### INSTRUCTIONS FOR THE TASK
Set down all of the entries word for word, omitting the images they contain.

### AVAILABLE DATA
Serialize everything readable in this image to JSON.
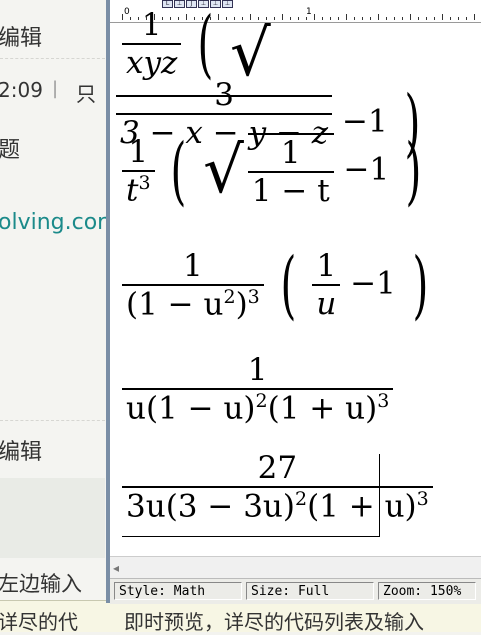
{
  "background_page": {
    "edit_label_1": "编辑",
    "timestamp": "2:09",
    "separator": "|",
    "readonly_text": "只",
    "topic_label": "题",
    "link_text": "olving.cor",
    "edit_label_2": "编辑",
    "bottom_left_line1": "左边输入",
    "bottom_left_line2": "详尽的代",
    "bottom_text": "即时预览，详尽的代码列表及输入"
  },
  "ruler": {
    "label_0": "0",
    "label_1": "1"
  },
  "equations": {
    "eq1": {
      "num": "1",
      "den": "xyz",
      "inner_num": "3",
      "inner_den": "3 − x − y − z",
      "tail": "−1"
    },
    "eq2": {
      "num": "1",
      "den_base": "t",
      "den_exp": "3",
      "inner_num": "1",
      "inner_den": "1 − t",
      "tail": "−1"
    },
    "eq3": {
      "num": "1",
      "den": "(1 − u",
      "den_exp_inner": "2",
      "den_close": ")",
      "den_exp": "3",
      "inner_num": "1",
      "inner_den": "u",
      "tail": "−1"
    },
    "eq4": {
      "num": "1",
      "den_a": "u(1 − u)",
      "den_a_exp": "2",
      "den_b": "(1 + u)",
      "den_b_exp": "3"
    },
    "eq5": {
      "num": "27",
      "den_a": "3u(3 − 3u)",
      "den_a_exp": "2",
      "den_b": "(1 + u)",
      "den_b_exp": "3"
    }
  },
  "status": {
    "style": "Style: Math",
    "size": "Size: Full",
    "zoom": "Zoom: 150%"
  }
}
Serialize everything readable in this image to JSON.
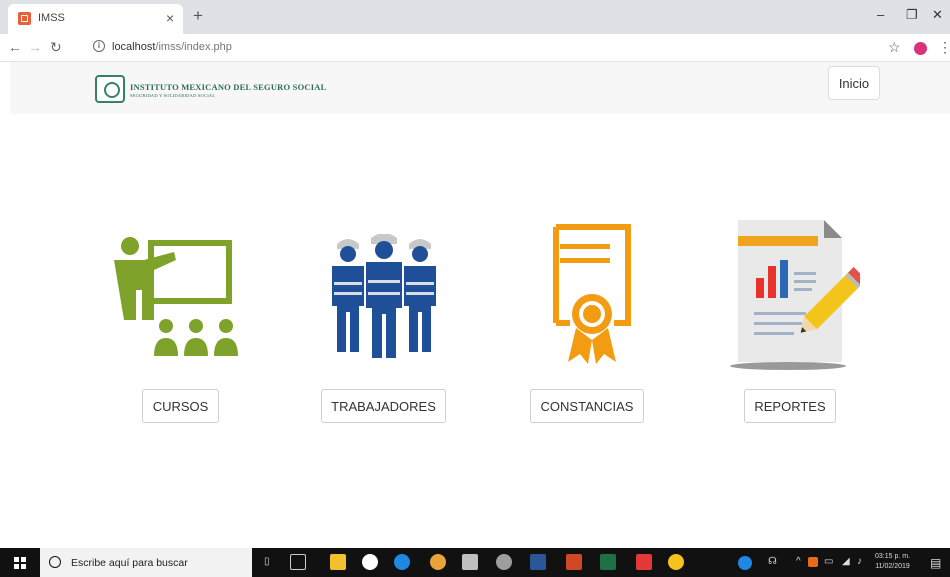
{
  "browser": {
    "tab_title": "IMSS",
    "tab_close": "×",
    "new_tab": "+",
    "url_host": "localhost",
    "url_path": "/imss/index.php",
    "minimize": "–",
    "restore": "❐",
    "close": "✕"
  },
  "header": {
    "org_name": "INSTITUTO MEXICANO DEL SEGURO SOCIAL",
    "org_tagline": "SEGURIDAD Y SOLIDARIDAD SOCIAL",
    "inicio_label": "Inicio"
  },
  "tiles": [
    {
      "label": "CURSOS",
      "icon": "teacher-classroom-icon",
      "color": "#7ea22a"
    },
    {
      "label": "TRABAJADORES",
      "icon": "workers-icon",
      "color": "#1f4f99"
    },
    {
      "label": "CONSTANCIAS",
      "icon": "certificate-icon",
      "color": "#f39c12"
    },
    {
      "label": "REPORTES",
      "icon": "report-chart-icon",
      "color": "#e6a817"
    }
  ],
  "taskbar": {
    "search_placeholder": "Escribe aquí para buscar",
    "time": "03:15 p. m.",
    "date": "11/02/2019"
  }
}
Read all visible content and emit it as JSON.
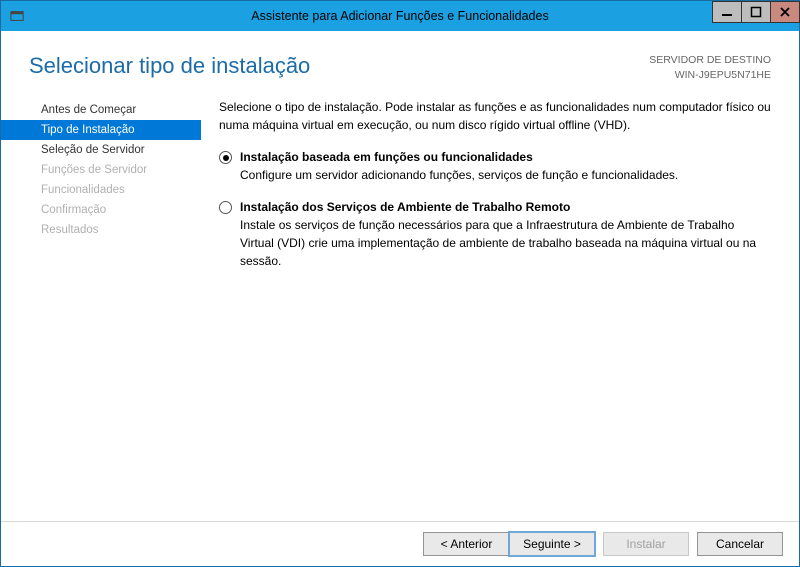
{
  "window": {
    "title": "Assistente para Adicionar Funções e Funcionalidades"
  },
  "header": {
    "page_title": "Selecionar tipo de instalação",
    "destination_label": "SERVIDOR DE DESTINO",
    "destination_value": "WIN-J9EPU5N71HE"
  },
  "sidebar": {
    "items": [
      {
        "label": "Antes de Começar",
        "state": "enabled"
      },
      {
        "label": "Tipo de Instalação",
        "state": "selected"
      },
      {
        "label": "Seleção de Servidor",
        "state": "enabled"
      },
      {
        "label": "Funções de Servidor",
        "state": "disabled"
      },
      {
        "label": "Funcionalidades",
        "state": "disabled"
      },
      {
        "label": "Confirmação",
        "state": "disabled"
      },
      {
        "label": "Resultados",
        "state": "disabled"
      }
    ]
  },
  "main": {
    "intro": "Selecione o tipo de instalação. Pode instalar as funções e as funcionalidades num computador físico ou numa máquina virtual em execução, ou num disco rígido virtual offline (VHD).",
    "options": [
      {
        "title": "Instalação baseada em funções ou funcionalidades",
        "desc": "Configure um servidor adicionando funções, serviços de função e funcionalidades.",
        "checked": true
      },
      {
        "title": "Instalação dos Serviços de Ambiente de Trabalho Remoto",
        "desc": "Instale os serviços de função necessários para que a Infraestrutura de Ambiente de Trabalho Virtual (VDI) crie uma implementação de ambiente de trabalho baseada na máquina virtual ou na sessão.",
        "checked": false
      }
    ]
  },
  "footer": {
    "previous": "< Anterior",
    "next": "Seguinte >",
    "install": "Instalar",
    "cancel": "Cancelar"
  }
}
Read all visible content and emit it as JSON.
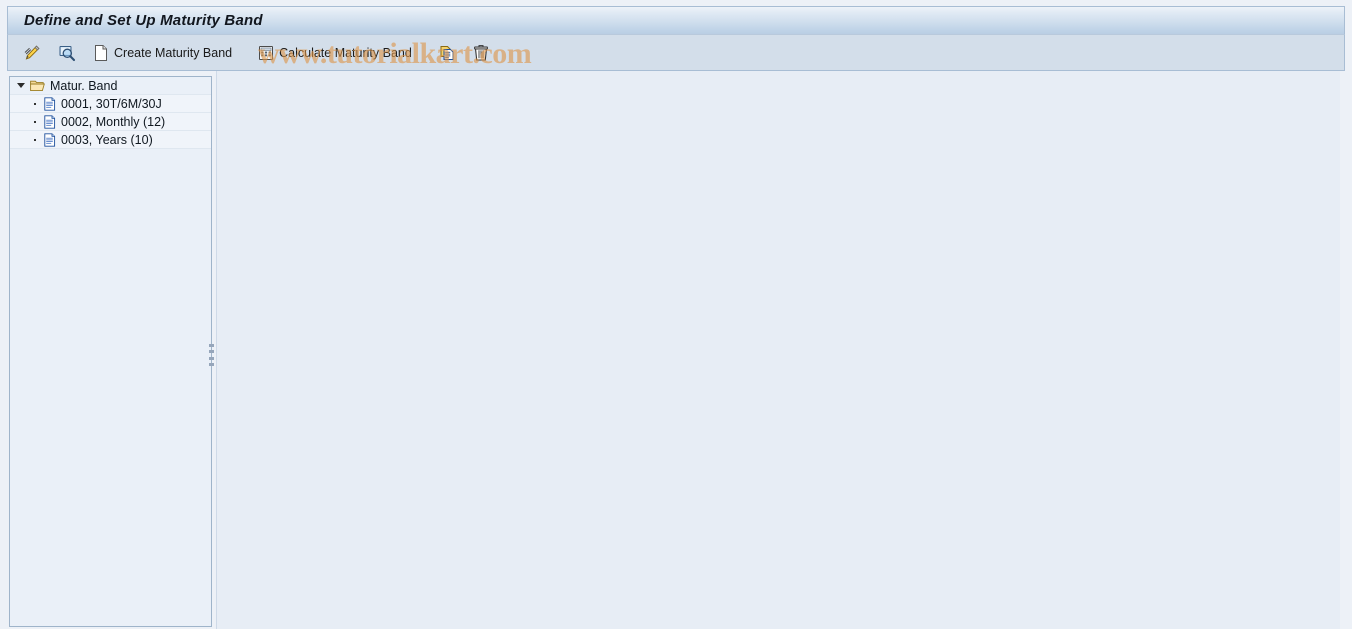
{
  "window": {
    "title": "Define and Set Up Maturity Band"
  },
  "watermark": {
    "text": "www.tutorialkart.com",
    "color": "#dd964b"
  },
  "toolbar": {
    "buttons": [
      {
        "name": "change-button",
        "icon": "pencil-icon",
        "label": ""
      },
      {
        "name": "display-button",
        "icon": "magnifier-display-icon",
        "label": ""
      },
      {
        "name": "create-maturity-band-button",
        "icon": "new-document-icon",
        "label": "Create Maturity Band"
      },
      {
        "name": "calculate-maturity-band-button",
        "icon": "calculator-icon",
        "label": "Calculate Maturity Band"
      },
      {
        "name": "copy-button",
        "icon": "copy-icon",
        "label": ""
      },
      {
        "name": "delete-button",
        "icon": "trash-icon",
        "label": ""
      }
    ]
  },
  "tree": {
    "root": {
      "label": "Matur. Band",
      "icon": "open-folder-icon",
      "expanded": true
    },
    "items": [
      {
        "label": "0001, 30T/6M/30J",
        "icon": "document-icon"
      },
      {
        "label": "0002, Monthly (12)",
        "icon": "document-icon"
      },
      {
        "label": "0003, Years (10)",
        "icon": "document-icon"
      }
    ]
  },
  "colors": {
    "titlebar_accent": "#bed2e7",
    "toolbar_bg": "#d3deea",
    "content_bg": "#e7edf5",
    "tree_bg": "#eaf0f8"
  }
}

### ANSWER
Serialize everything readable in this image to JSON.
{
  "background_page": {
    "edit_label_1": "编辑",
    "timestamp": "2:09",
    "separator": "|",
    "readonly_text": "只",
    "topic_label": "题",
    "link_text": "olving.cor",
    "edit_label_2": "编辑",
    "bottom_left_line1": "左边输入",
    "bottom_left_line2": "详尽的代",
    "bottom_text": "即时预览，详尽的代码列表及输入"
  },
  "ruler": {
    "label_0": "0",
    "label_1": "1"
  },
  "equations": {
    "eq1": {
      "num": "1",
      "den": "xyz",
      "inner_num": "3",
      "inner_den": "3 − x − y − z",
      "tail": "−1"
    },
    "eq2": {
      "num": "1",
      "den_base": "t",
      "den_exp": "3",
      "inner_num": "1",
      "inner_den": "1 − t",
      "tail": "−1"
    },
    "eq3": {
      "num": "1",
      "den": "(1 − u",
      "den_exp_inner": "2",
      "den_close": ")",
      "den_exp": "3",
      "inner_num": "1",
      "inner_den": "u",
      "tail": "−1"
    },
    "eq4": {
      "num": "1",
      "den_a": "u(1 − u)",
      "den_a_exp": "2",
      "den_b": "(1 + u)",
      "den_b_exp": "3"
    },
    "eq5": {
      "num": "27",
      "den_a": "3u(3 − 3u)",
      "den_a_exp": "2",
      "den_b": "(1 + u)",
      "den_b_exp": "3"
    }
  },
  "status": {
    "style": "Style: Math",
    "size": "Size: Full",
    "zoom": "Zoom: 150%"
  }
}
Serialize everything readable in this image to JSON.
{
  "browser": {
    "tab_title": "IMSS",
    "tab_close": "×",
    "new_tab": "+",
    "url_host": "localhost",
    "url_path": "/imss/index.php",
    "minimize": "–",
    "restore": "❐",
    "close": "✕"
  },
  "header": {
    "org_name": "INSTITUTO MEXICANO DEL SEGURO SOCIAL",
    "org_tagline": "SEGURIDAD Y SOLIDARIDAD SOCIAL",
    "inicio_label": "Inicio"
  },
  "tiles": [
    {
      "label": "CURSOS",
      "icon": "teacher-classroom-icon",
      "color": "#7ea22a"
    },
    {
      "label": "TRABAJADORES",
      "icon": "workers-icon",
      "color": "#1f4f99"
    },
    {
      "label": "CONSTANCIAS",
      "icon": "certificate-icon",
      "color": "#f39c12"
    },
    {
      "label": "REPORTES",
      "icon": "report-chart-icon",
      "color": "#e6a817"
    }
  ],
  "taskbar": {
    "search_placeholder": "Escribe aquí para buscar",
    "time": "03:15 p. m.",
    "date": "11/02/2019"
  }
}
Read all visible content and emit it as JSON.
{
  "window": {
    "title": "Assistente para Adicionar Funções e Funcionalidades"
  },
  "header": {
    "page_title": "Selecionar tipo de instalação",
    "destination_label": "SERVIDOR DE DESTINO",
    "destination_value": "WIN-J9EPU5N71HE"
  },
  "sidebar": {
    "items": [
      {
        "label": "Antes de Começar",
        "state": "enabled"
      },
      {
        "label": "Tipo de Instalação",
        "state": "selected"
      },
      {
        "label": "Seleção de Servidor",
        "state": "enabled"
      },
      {
        "label": "Funções de Servidor",
        "state": "disabled"
      },
      {
        "label": "Funcionalidades",
        "state": "disabled"
      },
      {
        "label": "Confirmação",
        "state": "disabled"
      },
      {
        "label": "Resultados",
        "state": "disabled"
      }
    ]
  },
  "main": {
    "intro": "Selecione o tipo de instalação. Pode instalar as funções e as funcionalidades num computador físico ou numa máquina virtual em execução, ou num disco rígido virtual offline (VHD).",
    "options": [
      {
        "title": "Instalação baseada em funções ou funcionalidades",
        "desc": "Configure um servidor adicionando funções, serviços de função e funcionalidades.",
        "checked": true
      },
      {
        "title": "Instalação dos Serviços de Ambiente de Trabalho Remoto",
        "desc": "Instale os serviços de função necessários para que a Infraestrutura de Ambiente de Trabalho Virtual (VDI) crie uma implementação de ambiente de trabalho baseada na máquina virtual ou na sessão.",
        "checked": false
      }
    ]
  },
  "footer": {
    "previous": "< Anterior",
    "next": "Seguinte >",
    "install": "Instalar",
    "cancel": "Cancelar"
  }
}
Read all visible content and emit it as JSON.
{
  "window": {
    "title": "Define and Set Up Maturity Band"
  },
  "watermark": {
    "text": "www.tutorialkart.com",
    "color": "#dd964b"
  },
  "toolbar": {
    "buttons": [
      {
        "name": "change-button",
        "icon": "pencil-icon",
        "label": ""
      },
      {
        "name": "display-button",
        "icon": "magnifier-display-icon",
        "label": ""
      },
      {
        "name": "create-maturity-band-button",
        "icon": "new-document-icon",
        "label": "Create Maturity Band"
      },
      {
        "name": "calculate-maturity-band-button",
        "icon": "calculator-icon",
        "label": "Calculate Maturity Band"
      },
      {
        "name": "copy-button",
        "icon": "copy-icon",
        "label": ""
      },
      {
        "name": "delete-button",
        "icon": "trash-icon",
        "label": ""
      }
    ]
  },
  "tree": {
    "root": {
      "label": "Matur. Band",
      "icon": "open-folder-icon",
      "expanded": true
    },
    "items": [
      {
        "label": "0001, 30T/6M/30J",
        "icon": "document-icon"
      },
      {
        "label": "0002, Monthly (12)",
        "icon": "document-icon"
      },
      {
        "label": "0003, Years (10)",
        "icon": "document-icon"
      }
    ]
  },
  "colors": {
    "titlebar_accent": "#bed2e7",
    "toolbar_bg": "#d3deea",
    "content_bg": "#e7edf5",
    "tree_bg": "#eaf0f8"
  }
}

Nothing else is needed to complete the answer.